─── SUPPLIED INFORMATION

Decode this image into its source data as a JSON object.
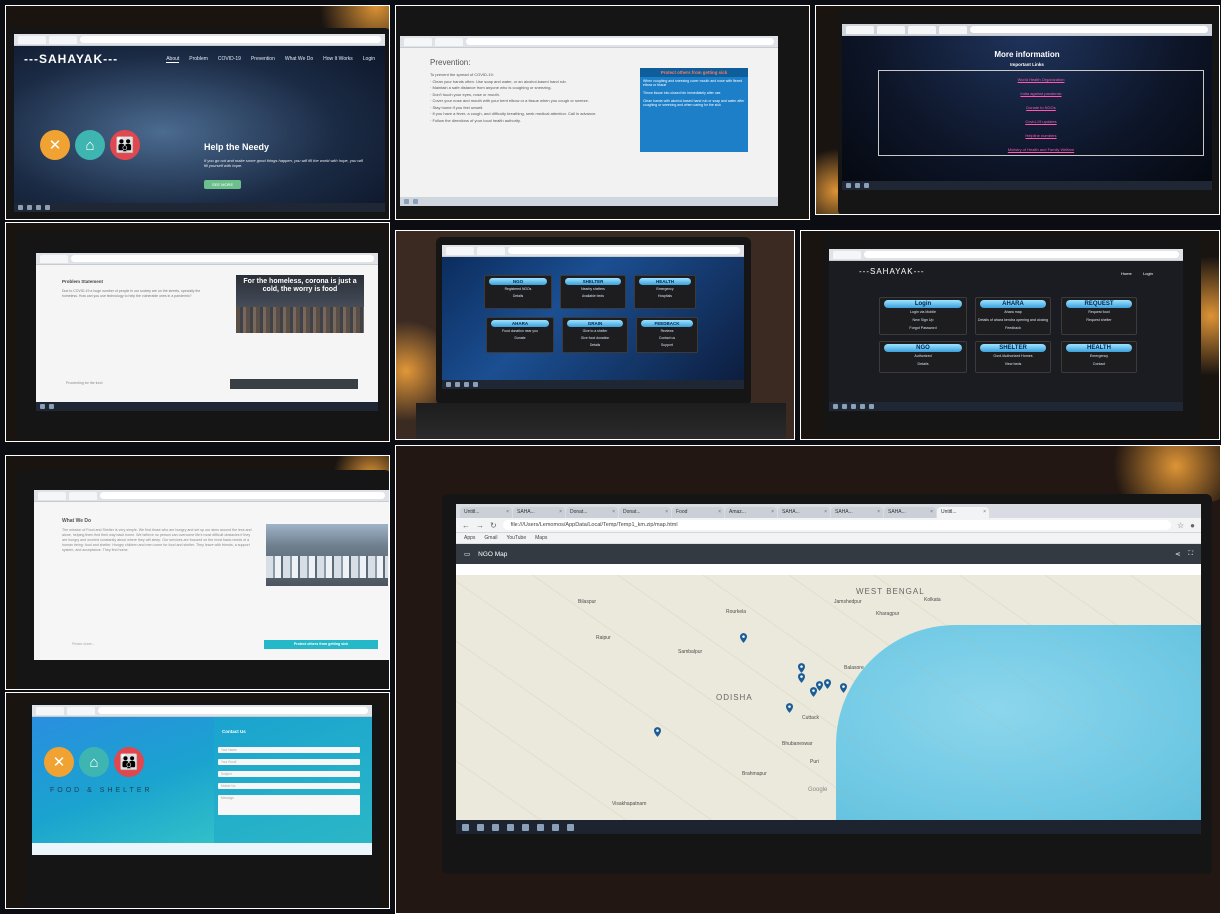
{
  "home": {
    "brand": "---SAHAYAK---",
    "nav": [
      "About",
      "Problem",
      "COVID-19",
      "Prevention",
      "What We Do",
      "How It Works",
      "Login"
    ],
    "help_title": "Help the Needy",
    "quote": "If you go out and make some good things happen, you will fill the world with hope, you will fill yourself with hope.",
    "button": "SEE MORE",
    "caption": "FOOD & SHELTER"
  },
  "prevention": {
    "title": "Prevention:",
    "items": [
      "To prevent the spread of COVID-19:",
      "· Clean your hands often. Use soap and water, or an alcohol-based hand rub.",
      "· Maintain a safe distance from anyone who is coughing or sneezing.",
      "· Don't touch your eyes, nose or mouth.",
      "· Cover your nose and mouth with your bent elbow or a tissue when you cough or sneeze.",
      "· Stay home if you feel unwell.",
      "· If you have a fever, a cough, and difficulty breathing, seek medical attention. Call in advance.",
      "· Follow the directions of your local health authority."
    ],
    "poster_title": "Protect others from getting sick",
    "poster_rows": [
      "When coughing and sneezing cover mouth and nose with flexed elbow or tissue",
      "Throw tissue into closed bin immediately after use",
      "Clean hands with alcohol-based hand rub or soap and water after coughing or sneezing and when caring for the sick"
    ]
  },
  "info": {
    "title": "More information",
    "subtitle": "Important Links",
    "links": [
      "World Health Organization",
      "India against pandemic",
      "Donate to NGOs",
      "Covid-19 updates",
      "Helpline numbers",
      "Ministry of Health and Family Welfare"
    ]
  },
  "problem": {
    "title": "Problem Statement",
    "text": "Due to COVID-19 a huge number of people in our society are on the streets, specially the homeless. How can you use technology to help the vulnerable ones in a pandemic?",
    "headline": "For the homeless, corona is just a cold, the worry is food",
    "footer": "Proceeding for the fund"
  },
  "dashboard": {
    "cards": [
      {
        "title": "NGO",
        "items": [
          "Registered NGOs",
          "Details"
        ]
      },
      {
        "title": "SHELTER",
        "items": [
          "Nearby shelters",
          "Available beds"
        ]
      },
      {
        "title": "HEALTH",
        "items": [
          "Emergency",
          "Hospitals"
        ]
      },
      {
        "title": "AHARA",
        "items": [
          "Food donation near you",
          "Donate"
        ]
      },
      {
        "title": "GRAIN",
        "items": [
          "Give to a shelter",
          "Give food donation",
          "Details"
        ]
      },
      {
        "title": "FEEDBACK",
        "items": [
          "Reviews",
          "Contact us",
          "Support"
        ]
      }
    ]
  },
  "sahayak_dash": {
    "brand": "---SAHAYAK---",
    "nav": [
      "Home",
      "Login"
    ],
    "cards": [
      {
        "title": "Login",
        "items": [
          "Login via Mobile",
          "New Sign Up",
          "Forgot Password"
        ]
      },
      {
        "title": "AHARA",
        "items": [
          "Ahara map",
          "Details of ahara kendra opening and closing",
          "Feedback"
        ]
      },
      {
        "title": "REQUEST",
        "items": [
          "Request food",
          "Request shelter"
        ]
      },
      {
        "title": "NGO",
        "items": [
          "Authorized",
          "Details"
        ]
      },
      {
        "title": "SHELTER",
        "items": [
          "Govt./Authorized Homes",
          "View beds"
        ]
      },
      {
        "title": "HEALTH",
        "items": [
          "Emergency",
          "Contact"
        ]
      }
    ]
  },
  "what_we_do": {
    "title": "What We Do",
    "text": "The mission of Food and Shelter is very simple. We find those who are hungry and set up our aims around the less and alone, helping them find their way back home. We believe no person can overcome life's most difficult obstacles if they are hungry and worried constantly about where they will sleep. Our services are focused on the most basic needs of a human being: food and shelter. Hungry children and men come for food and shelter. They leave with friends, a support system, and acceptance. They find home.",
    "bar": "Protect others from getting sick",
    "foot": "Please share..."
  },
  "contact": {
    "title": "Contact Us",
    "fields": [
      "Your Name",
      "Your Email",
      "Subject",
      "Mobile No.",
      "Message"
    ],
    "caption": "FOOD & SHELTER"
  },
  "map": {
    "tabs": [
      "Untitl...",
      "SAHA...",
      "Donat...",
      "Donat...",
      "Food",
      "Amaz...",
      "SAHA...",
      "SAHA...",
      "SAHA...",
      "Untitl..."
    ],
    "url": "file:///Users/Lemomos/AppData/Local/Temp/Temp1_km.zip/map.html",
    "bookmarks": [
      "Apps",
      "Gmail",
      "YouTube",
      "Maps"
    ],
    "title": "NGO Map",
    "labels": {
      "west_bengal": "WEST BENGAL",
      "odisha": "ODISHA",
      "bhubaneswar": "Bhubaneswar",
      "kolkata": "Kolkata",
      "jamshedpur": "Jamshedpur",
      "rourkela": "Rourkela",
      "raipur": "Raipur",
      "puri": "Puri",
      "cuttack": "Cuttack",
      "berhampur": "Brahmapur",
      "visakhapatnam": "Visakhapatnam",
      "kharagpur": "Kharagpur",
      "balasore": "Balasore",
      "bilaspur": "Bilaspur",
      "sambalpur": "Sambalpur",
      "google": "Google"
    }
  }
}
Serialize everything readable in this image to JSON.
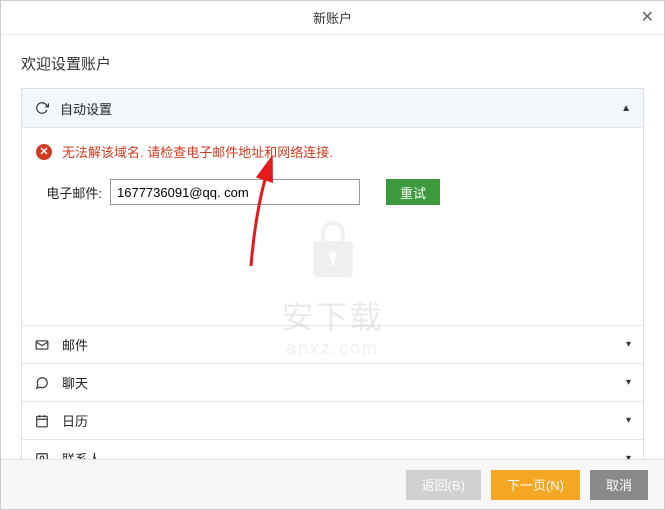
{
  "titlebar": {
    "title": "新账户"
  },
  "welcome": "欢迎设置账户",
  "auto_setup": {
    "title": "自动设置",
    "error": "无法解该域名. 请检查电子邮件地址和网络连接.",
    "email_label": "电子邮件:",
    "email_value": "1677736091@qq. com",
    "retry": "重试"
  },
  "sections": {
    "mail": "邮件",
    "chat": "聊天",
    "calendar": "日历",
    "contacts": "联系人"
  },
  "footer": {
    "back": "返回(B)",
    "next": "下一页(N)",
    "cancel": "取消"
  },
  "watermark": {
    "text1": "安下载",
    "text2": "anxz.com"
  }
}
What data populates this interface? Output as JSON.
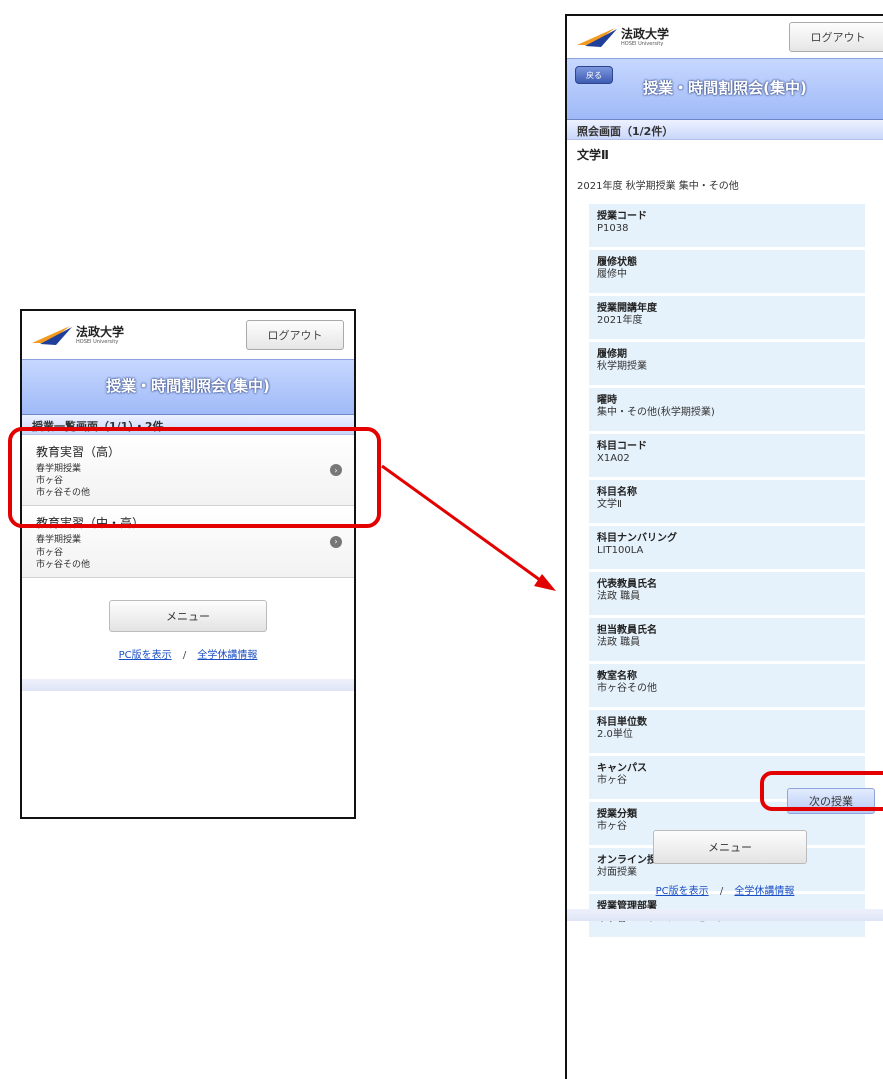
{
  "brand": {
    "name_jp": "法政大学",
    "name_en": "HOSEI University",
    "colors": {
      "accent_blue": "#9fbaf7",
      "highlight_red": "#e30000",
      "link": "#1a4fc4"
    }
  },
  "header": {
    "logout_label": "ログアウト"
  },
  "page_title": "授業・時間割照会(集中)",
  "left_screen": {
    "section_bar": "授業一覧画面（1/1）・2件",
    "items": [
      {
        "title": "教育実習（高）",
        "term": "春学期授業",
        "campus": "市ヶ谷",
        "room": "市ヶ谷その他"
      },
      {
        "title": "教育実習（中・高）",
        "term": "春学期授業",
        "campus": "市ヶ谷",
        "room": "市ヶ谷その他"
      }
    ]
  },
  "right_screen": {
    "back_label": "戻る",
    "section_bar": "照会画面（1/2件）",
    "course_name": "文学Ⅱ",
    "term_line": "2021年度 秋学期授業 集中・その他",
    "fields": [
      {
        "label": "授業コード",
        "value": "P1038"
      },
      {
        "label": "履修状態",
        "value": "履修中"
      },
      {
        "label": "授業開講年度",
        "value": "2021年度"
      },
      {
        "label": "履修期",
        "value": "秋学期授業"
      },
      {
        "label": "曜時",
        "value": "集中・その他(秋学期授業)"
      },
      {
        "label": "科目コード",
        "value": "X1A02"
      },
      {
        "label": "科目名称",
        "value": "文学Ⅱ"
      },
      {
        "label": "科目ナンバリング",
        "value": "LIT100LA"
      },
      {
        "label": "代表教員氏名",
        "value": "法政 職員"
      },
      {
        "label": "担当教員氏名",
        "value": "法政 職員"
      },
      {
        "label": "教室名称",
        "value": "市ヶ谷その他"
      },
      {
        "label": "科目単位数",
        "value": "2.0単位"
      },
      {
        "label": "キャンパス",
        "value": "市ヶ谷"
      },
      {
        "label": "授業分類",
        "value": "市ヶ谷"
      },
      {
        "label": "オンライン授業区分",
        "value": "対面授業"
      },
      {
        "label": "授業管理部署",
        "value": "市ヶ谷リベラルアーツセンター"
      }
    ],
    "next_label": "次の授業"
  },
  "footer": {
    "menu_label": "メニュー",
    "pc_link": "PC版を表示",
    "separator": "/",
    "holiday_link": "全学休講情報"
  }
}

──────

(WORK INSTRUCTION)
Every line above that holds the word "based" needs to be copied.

(RESULT OF THE EXERCISE)
      "· Clean your hands often. Use soap and water, or an alcohol-based hand rub.",
      "Clean hands with alcohol-based hand rub or soap and water after coughing or sneezing and when caring for the sick"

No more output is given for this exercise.